Can we grow our own energy ?

farmer-plowingSo you think we can grow our own energy?  My first thought was “why not”, but the inner engineer said “do the math”.  OK, inner engineers always win.
Now what facts and numbers are we interested in.  I thought that it would be interesting to take the average American, put him and his average family on a piece of land.  This piece of land would have to provide him with all the direct energy the family uses.  I’ll define direct energy as the energy used for heating, cooling, electricity, and automobile transportation.  For this scenario, we’ll assume that each factory, office, etc. has its own “energy farm”.

The best source for energy statistics is the US department of energy website (

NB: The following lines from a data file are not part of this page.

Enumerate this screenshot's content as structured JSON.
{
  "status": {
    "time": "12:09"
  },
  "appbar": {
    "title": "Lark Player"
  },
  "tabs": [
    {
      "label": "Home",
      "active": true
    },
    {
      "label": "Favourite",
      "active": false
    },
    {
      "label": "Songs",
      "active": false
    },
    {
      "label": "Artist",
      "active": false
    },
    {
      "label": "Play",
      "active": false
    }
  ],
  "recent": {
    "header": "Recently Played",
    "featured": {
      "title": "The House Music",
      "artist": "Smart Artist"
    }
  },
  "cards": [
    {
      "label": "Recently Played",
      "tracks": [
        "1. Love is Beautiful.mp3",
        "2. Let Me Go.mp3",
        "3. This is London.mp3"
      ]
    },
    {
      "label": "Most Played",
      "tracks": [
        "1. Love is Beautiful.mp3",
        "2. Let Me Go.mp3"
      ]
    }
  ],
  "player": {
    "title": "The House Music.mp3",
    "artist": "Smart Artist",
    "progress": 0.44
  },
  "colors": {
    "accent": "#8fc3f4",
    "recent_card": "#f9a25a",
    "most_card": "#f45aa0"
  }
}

I thought this was going to be hard. In fact the data is all right on this one table:

It seems that the average US household consumes 95,000,000 BTU (equivalent) for electricity, natural gas, and heating oil.The average daily consumption of gasoline for the U.S. is about 9,000,000 barrels (42 gallons.)  I’ll assume that half of that consumption is for individuals (tell me if I’m wrong). There are 127,000,000  dwelling units.

The total energy growing requirements calculate out to about 157,000,000 BTU per year.

On the supply side…How much solar energy do plants absorb ?  According to it’s possible to obtain 10 tons of dry plant material per acre per year.  At an average of 19GigaJoules per ton, this would yield (assuming 50% conversion to useful energy) 45,000,000 BTU per acre.  Doing the division 157,000,000/45,000,000 gives us 3.5 acres.

In reality, you’ll need much more area. Because you have to eat, the horses (or tractors) have to eat, you may have to irrigate your energy crops, and you need manufactured products.

Assuming very little “home grown energy”, we would need: 127,000,000 households x 3.5 acres = 445,000,000 acres of additional cultivation. The US has about 407,000,000 acres of arable land.


Well, maybe this efficiency thing isn’t such a bad idea after all..

Other sources:

  • has conversions from different energy sources and units.

“I have been so happy as by accident to hit upon a method of restoring air which has been injured by the burning of candles and to have discovered at least one of the restoratives which Nature employs for this purpose. It is vegetation.”
Joseph Priestley 1771

We’re keeping plastic out of the dump

landfillThe vast majority of our whole house fans are shipped to the customer by UPS. Now they are a wonderful company, full of energetic 🙂 employees, who find that the best exercise is at work. Translated out of politically correct speak, it means that they throw our stuff as far as they can.

Faced with this athletic problem, we have developed and tested some great packing solutions. What drives us nuts, is that this typically means packaging our WHF’s in wonderful, resilient, polyethylene foam. Not only is the polyethylene foam expensive (it’s worth it), but more importantly it either goes straight to the landfill or at best is ground up and recycled.

Our goal was to go one step better and re-use the packaging foam. Each time that we re-used the plastic foam, that would be less plasic in the landfill. If we were lucky, maybe we could save some money along the way :-).

Since we ship our whole house fans throughtout North America, our first concern was the cost and inconvenience involved in shipping the foam back to us. packaging-reuse

We decided that if we had to provide another box to ship the foam back in that would be counter-productive. However the foam has to be assembled into something resembling a package.  What we came up with is to send a small roll of packaging tape. There is some inconvenience for the customer. They have to tape the foam together, attach the return label, and drop the “package” at a UPS store or truck.  It will be interesting to see how customers react to this.  This is what the returned polyethylene foam looks like after being returned to us.